### WORK REQUEST
Restate all data exactly. No images.
-- Opening Marker --
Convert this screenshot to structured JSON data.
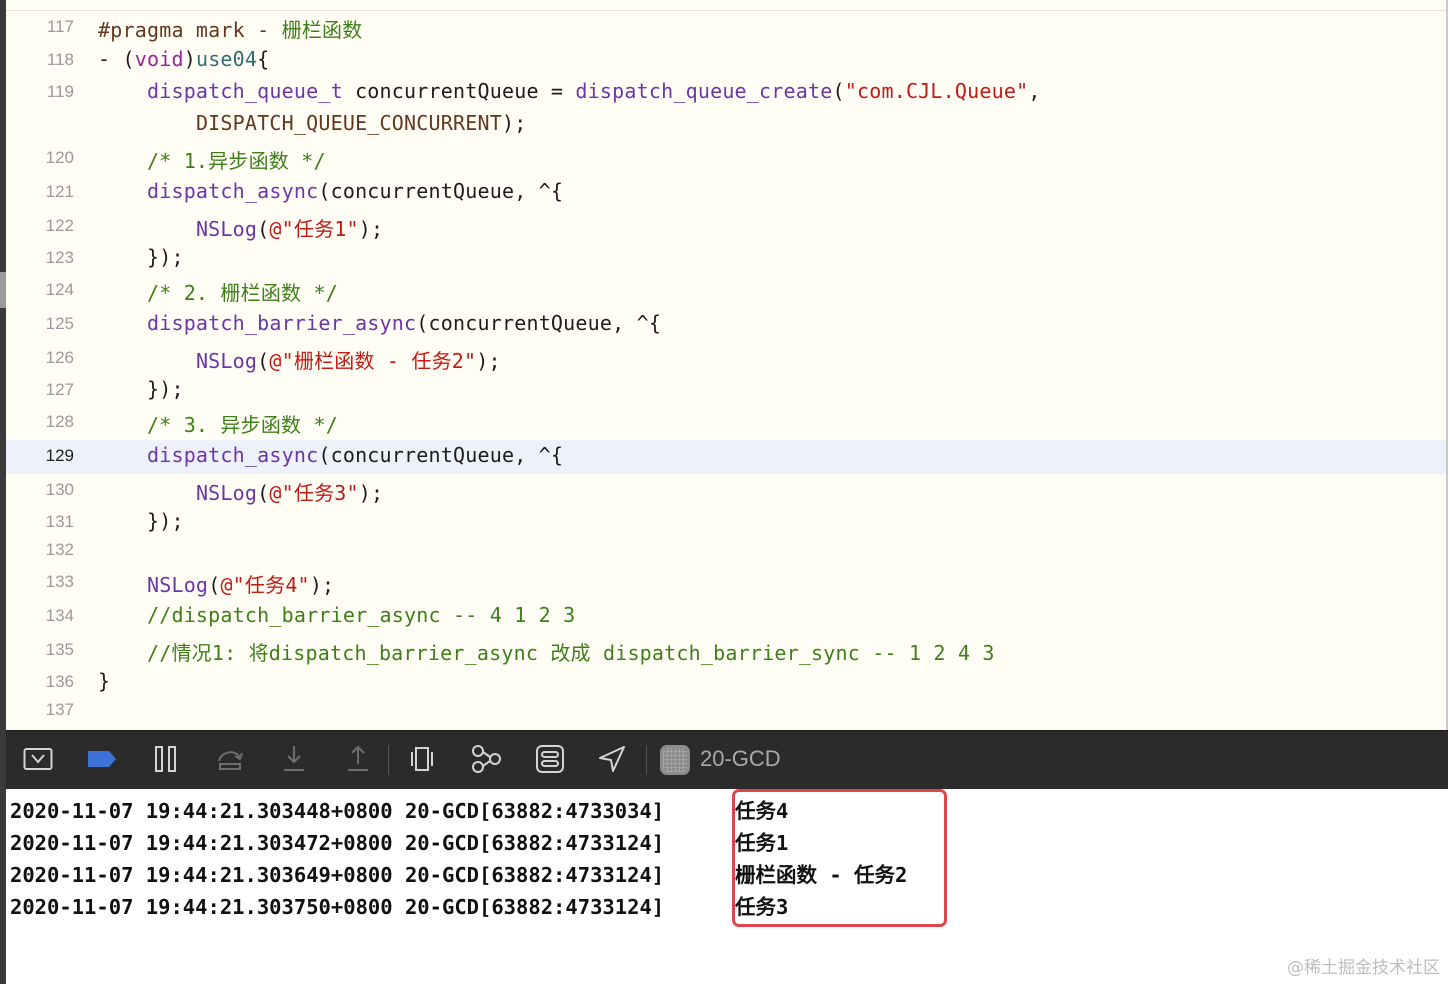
{
  "editor": {
    "lines": [
      {
        "num": "117",
        "tokens": [
          {
            "t": "#pragma mark - ",
            "c": "pre"
          },
          {
            "t": "栅栏函数",
            "c": "cm"
          }
        ]
      },
      {
        "num": "118",
        "tokens": [
          {
            "t": "- (",
            "c": "pl"
          },
          {
            "t": "void",
            "c": "kw"
          },
          {
            "t": ")",
            "c": "pl"
          },
          {
            "t": "use04",
            "c": "id"
          },
          {
            "t": "{",
            "c": "pl"
          }
        ]
      },
      {
        "num": "119",
        "tokens": [
          {
            "t": "    ",
            "c": "pl"
          },
          {
            "t": "dispatch_queue_t",
            "c": "fn"
          },
          {
            "t": " concurrentQueue = ",
            "c": "pl"
          },
          {
            "t": "dispatch_queue_create",
            "c": "fn"
          },
          {
            "t": "(",
            "c": "pl"
          },
          {
            "t": "\"com.CJL.Queue\"",
            "c": "str"
          },
          {
            "t": ",",
            "c": "pl"
          }
        ]
      },
      {
        "num": "",
        "tokens": [
          {
            "t": "        ",
            "c": "pl"
          },
          {
            "t": "DISPATCH_QUEUE_CONCURRENT",
            "c": "pre"
          },
          {
            "t": ");",
            "c": "pl"
          }
        ]
      },
      {
        "num": "120",
        "tokens": [
          {
            "t": "    ",
            "c": "pl"
          },
          {
            "t": "/* 1.异步函数 */",
            "c": "cm"
          }
        ]
      },
      {
        "num": "121",
        "tokens": [
          {
            "t": "    ",
            "c": "pl"
          },
          {
            "t": "dispatch_async",
            "c": "fn"
          },
          {
            "t": "(concurrentQueue, ^{",
            "c": "pl"
          }
        ]
      },
      {
        "num": "122",
        "tokens": [
          {
            "t": "        ",
            "c": "pl"
          },
          {
            "t": "NSLog",
            "c": "fn"
          },
          {
            "t": "(",
            "c": "pl"
          },
          {
            "t": "@\"任务1\"",
            "c": "str"
          },
          {
            "t": ");",
            "c": "pl"
          }
        ]
      },
      {
        "num": "123",
        "tokens": [
          {
            "t": "    });",
            "c": "pl"
          }
        ]
      },
      {
        "num": "124",
        "tokens": [
          {
            "t": "    ",
            "c": "pl"
          },
          {
            "t": "/* 2. 栅栏函数 */",
            "c": "cm"
          }
        ]
      },
      {
        "num": "125",
        "tokens": [
          {
            "t": "    ",
            "c": "pl"
          },
          {
            "t": "dispatch_barrier_async",
            "c": "fn"
          },
          {
            "t": "(concurrentQueue, ^{",
            "c": "pl"
          }
        ]
      },
      {
        "num": "126",
        "tokens": [
          {
            "t": "        ",
            "c": "pl"
          },
          {
            "t": "NSLog",
            "c": "fn"
          },
          {
            "t": "(",
            "c": "pl"
          },
          {
            "t": "@\"栅栏函数 - 任务2\"",
            "c": "str"
          },
          {
            "t": ");",
            "c": "pl"
          }
        ]
      },
      {
        "num": "127",
        "tokens": [
          {
            "t": "    });",
            "c": "pl"
          }
        ]
      },
      {
        "num": "128",
        "tokens": [
          {
            "t": "    ",
            "c": "pl"
          },
          {
            "t": "/* 3. 异步函数 */",
            "c": "cm"
          }
        ]
      },
      {
        "num": "129",
        "current": true,
        "tokens": [
          {
            "t": "    ",
            "c": "pl"
          },
          {
            "t": "dispatch_async",
            "c": "fn"
          },
          {
            "t": "(concurrentQueue, ^{",
            "c": "pl"
          }
        ]
      },
      {
        "num": "130",
        "tokens": [
          {
            "t": "        ",
            "c": "pl"
          },
          {
            "t": "NSLog",
            "c": "fn"
          },
          {
            "t": "(",
            "c": "pl"
          },
          {
            "t": "@\"任务3\"",
            "c": "str"
          },
          {
            "t": ");",
            "c": "pl"
          }
        ]
      },
      {
        "num": "131",
        "tokens": [
          {
            "t": "    });",
            "c": "pl"
          }
        ]
      },
      {
        "num": "132",
        "tokens": []
      },
      {
        "num": "133",
        "tokens": [
          {
            "t": "    ",
            "c": "pl"
          },
          {
            "t": "NSLog",
            "c": "fn"
          },
          {
            "t": "(",
            "c": "pl"
          },
          {
            "t": "@\"任务4\"",
            "c": "str"
          },
          {
            "t": ");",
            "c": "pl"
          }
        ]
      },
      {
        "num": "134",
        "tokens": [
          {
            "t": "    ",
            "c": "pl"
          },
          {
            "t": "//dispatch_barrier_async -- 4 1 2 3",
            "c": "cm"
          }
        ]
      },
      {
        "num": "135",
        "tokens": [
          {
            "t": "    ",
            "c": "pl"
          },
          {
            "t": "//情况1: 将dispatch_barrier_async 改成 dispatch_barrier_sync -- 1 2 4 3",
            "c": "cm"
          }
        ]
      },
      {
        "num": "136",
        "tokens": [
          {
            "t": "}",
            "c": "pl"
          }
        ]
      },
      {
        "num": "137",
        "tokens": []
      }
    ]
  },
  "toolbar": {
    "buttons": [
      {
        "name": "hide-debug-area-button",
        "icon": "hide-panel-icon"
      },
      {
        "name": "breakpoints-toggle-button",
        "icon": "breakpoint-icon"
      },
      {
        "name": "pause-button",
        "icon": "pause-icon"
      },
      {
        "name": "step-over-button",
        "icon": "step-over-icon"
      },
      {
        "name": "step-into-button",
        "icon": "step-into-icon"
      },
      {
        "name": "step-out-button",
        "icon": "step-out-icon"
      },
      {
        "name": "view-hierarchy-button",
        "icon": "view-debugger-icon"
      },
      {
        "name": "memory-graph-button",
        "icon": "memory-graph-icon"
      },
      {
        "name": "environment-overrides-button",
        "icon": "environment-overrides-icon"
      },
      {
        "name": "simulate-location-button",
        "icon": "location-arrow-icon"
      }
    ],
    "scheme": {
      "icon": "app-scheme-icon",
      "label": "20-GCD"
    }
  },
  "console": {
    "lines": [
      {
        "prefix": "2020-11-07 19:44:21.303448+0800 20-GCD[63882:4733034]",
        "message": "任务4"
      },
      {
        "prefix": "2020-11-07 19:44:21.303472+0800 20-GCD[63882:4733124]",
        "message": "任务1"
      },
      {
        "prefix": "2020-11-07 19:44:21.303649+0800 20-GCD[63882:4733124]",
        "message": "栅栏函数 - 任务2"
      },
      {
        "prefix": "2020-11-07 19:44:21.303750+0800 20-GCD[63882:4733124]",
        "message": "任务3"
      }
    ],
    "highlight_color": "#e0454e"
  },
  "watermark": "@稀土掘金技术社区",
  "colors": {
    "editor_bg": "#fffdf4",
    "current_line_bg": "#ecf1fa",
    "keyword": "#9b2393",
    "function": "#6c36a9",
    "string": "#c41a16",
    "comment": "#3f7f1b",
    "toolbar_bg": "#2b2b2b"
  }
}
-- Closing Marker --
### RESPONSE AREA
Convert this screenshot to structured JSON data.
{
  "editor": {
    "lines": [
      {
        "num": "117",
        "tokens": [
          {
            "t": "#pragma mark - ",
            "c": "pre"
          },
          {
            "t": "栅栏函数",
            "c": "cm"
          }
        ]
      },
      {
        "num": "118",
        "tokens": [
          {
            "t": "- (",
            "c": "pl"
          },
          {
            "t": "void",
            "c": "kw"
          },
          {
            "t": ")",
            "c": "pl"
          },
          {
            "t": "use04",
            "c": "id"
          },
          {
            "t": "{",
            "c": "pl"
          }
        ]
      },
      {
        "num": "119",
        "tokens": [
          {
            "t": "    ",
            "c": "pl"
          },
          {
            "t": "dispatch_queue_t",
            "c": "fn"
          },
          {
            "t": " concurrentQueue = ",
            "c": "pl"
          },
          {
            "t": "dispatch_queue_create",
            "c": "fn"
          },
          {
            "t": "(",
            "c": "pl"
          },
          {
            "t": "\"com.CJL.Queue\"",
            "c": "str"
          },
          {
            "t": ",",
            "c": "pl"
          }
        ]
      },
      {
        "num": "",
        "tokens": [
          {
            "t": "        ",
            "c": "pl"
          },
          {
            "t": "DISPATCH_QUEUE_CONCURRENT",
            "c": "pre"
          },
          {
            "t": ");",
            "c": "pl"
          }
        ]
      },
      {
        "num": "120",
        "tokens": [
          {
            "t": "    ",
            "c": "pl"
          },
          {
            "t": "/* 1.异步函数 */",
            "c": "cm"
          }
        ]
      },
      {
        "num": "121",
        "tokens": [
          {
            "t": "    ",
            "c": "pl"
          },
          {
            "t": "dispatch_async",
            "c": "fn"
          },
          {
            "t": "(concurrentQueue, ^{",
            "c": "pl"
          }
        ]
      },
      {
        "num": "122",
        "tokens": [
          {
            "t": "        ",
            "c": "pl"
          },
          {
            "t": "NSLog",
            "c": "fn"
          },
          {
            "t": "(",
            "c": "pl"
          },
          {
            "t": "@\"任务1\"",
            "c": "str"
          },
          {
            "t": ");",
            "c": "pl"
          }
        ]
      },
      {
        "num": "123",
        "tokens": [
          {
            "t": "    });",
            "c": "pl"
          }
        ]
      },
      {
        "num": "124",
        "tokens": [
          {
            "t": "    ",
            "c": "pl"
          },
          {
            "t": "/* 2. 栅栏函数 */",
            "c": "cm"
          }
        ]
      },
      {
        "num": "125",
        "tokens": [
          {
            "t": "    ",
            "c": "pl"
          },
          {
            "t": "dispatch_barrier_async",
            "c": "fn"
          },
          {
            "t": "(concurrentQueue, ^{",
            "c": "pl"
          }
        ]
      },
      {
        "num": "126",
        "tokens": [
          {
            "t": "        ",
            "c": "pl"
          },
          {
            "t": "NSLog",
            "c": "fn"
          },
          {
            "t": "(",
            "c": "pl"
          },
          {
            "t": "@\"栅栏函数 - 任务2\"",
            "c": "str"
          },
          {
            "t": ");",
            "c": "pl"
          }
        ]
      },
      {
        "num": "127",
        "tokens": [
          {
            "t": "    });",
            "c": "pl"
          }
        ]
      },
      {
        "num": "128",
        "tokens": [
          {
            "t": "    ",
            "c": "pl"
          },
          {
            "t": "/* 3. 异步函数 */",
            "c": "cm"
          }
        ]
      },
      {
        "num": "129",
        "current": true,
        "tokens": [
          {
            "t": "    ",
            "c": "pl"
          },
          {
            "t": "dispatch_async",
            "c": "fn"
          },
          {
            "t": "(concurrentQueue, ^{",
            "c": "pl"
          }
        ]
      },
      {
        "num": "130",
        "tokens": [
          {
            "t": "        ",
            "c": "pl"
          },
          {
            "t": "NSLog",
            "c": "fn"
          },
          {
            "t": "(",
            "c": "pl"
          },
          {
            "t": "@\"任务3\"",
            "c": "str"
          },
          {
            "t": ");",
            "c": "pl"
          }
        ]
      },
      {
        "num": "131",
        "tokens": [
          {
            "t": "    });",
            "c": "pl"
          }
        ]
      },
      {
        "num": "132",
        "tokens": []
      },
      {
        "num": "133",
        "tokens": [
          {
            "t": "    ",
            "c": "pl"
          },
          {
            "t": "NSLog",
            "c": "fn"
          },
          {
            "t": "(",
            "c": "pl"
          },
          {
            "t": "@\"任务4\"",
            "c": "str"
          },
          {
            "t": ");",
            "c": "pl"
          }
        ]
      },
      {
        "num": "134",
        "tokens": [
          {
            "t": "    ",
            "c": "pl"
          },
          {
            "t": "//dispatch_barrier_async -- 4 1 2 3",
            "c": "cm"
          }
        ]
      },
      {
        "num": "135",
        "tokens": [
          {
            "t": "    ",
            "c": "pl"
          },
          {
            "t": "//情况1: 将dispatch_barrier_async 改成 dispatch_barrier_sync -- 1 2 4 3",
            "c": "cm"
          }
        ]
      },
      {
        "num": "136",
        "tokens": [
          {
            "t": "}",
            "c": "pl"
          }
        ]
      },
      {
        "num": "137",
        "tokens": []
      }
    ]
  },
  "toolbar": {
    "buttons": [
      {
        "name": "hide-debug-area-button",
        "icon": "hide-panel-icon"
      },
      {
        "name": "breakpoints-toggle-button",
        "icon": "breakpoint-icon"
      },
      {
        "name": "pause-button",
        "icon": "pause-icon"
      },
      {
        "name": "step-over-button",
        "icon": "step-over-icon"
      },
      {
        "name": "step-into-button",
        "icon": "step-into-icon"
      },
      {
        "name": "step-out-button",
        "icon": "step-out-icon"
      },
      {
        "name": "view-hierarchy-button",
        "icon": "view-debugger-icon"
      },
      {
        "name": "memory-graph-button",
        "icon": "memory-graph-icon"
      },
      {
        "name": "environment-overrides-button",
        "icon": "environment-overrides-icon"
      },
      {
        "name": "simulate-location-button",
        "icon": "location-arrow-icon"
      }
    ],
    "scheme": {
      "icon": "app-scheme-icon",
      "label": "20-GCD"
    }
  },
  "console": {
    "lines": [
      {
        "prefix": "2020-11-07 19:44:21.303448+0800 20-GCD[63882:4733034]",
        "message": "任务4"
      },
      {
        "prefix": "2020-11-07 19:44:21.303472+0800 20-GCD[63882:4733124]",
        "message": "任务1"
      },
      {
        "prefix": "2020-11-07 19:44:21.303649+0800 20-GCD[63882:4733124]",
        "message": "栅栏函数 - 任务2"
      },
      {
        "prefix": "2020-11-07 19:44:21.303750+0800 20-GCD[63882:4733124]",
        "message": "任务3"
      }
    ],
    "highlight_color": "#e0454e"
  },
  "watermark": "@稀土掘金技术社区",
  "colors": {
    "editor_bg": "#fffdf4",
    "current_line_bg": "#ecf1fa",
    "keyword": "#9b2393",
    "function": "#6c36a9",
    "string": "#c41a16",
    "comment": "#3f7f1b",
    "toolbar_bg": "#2b2b2b"
  }
}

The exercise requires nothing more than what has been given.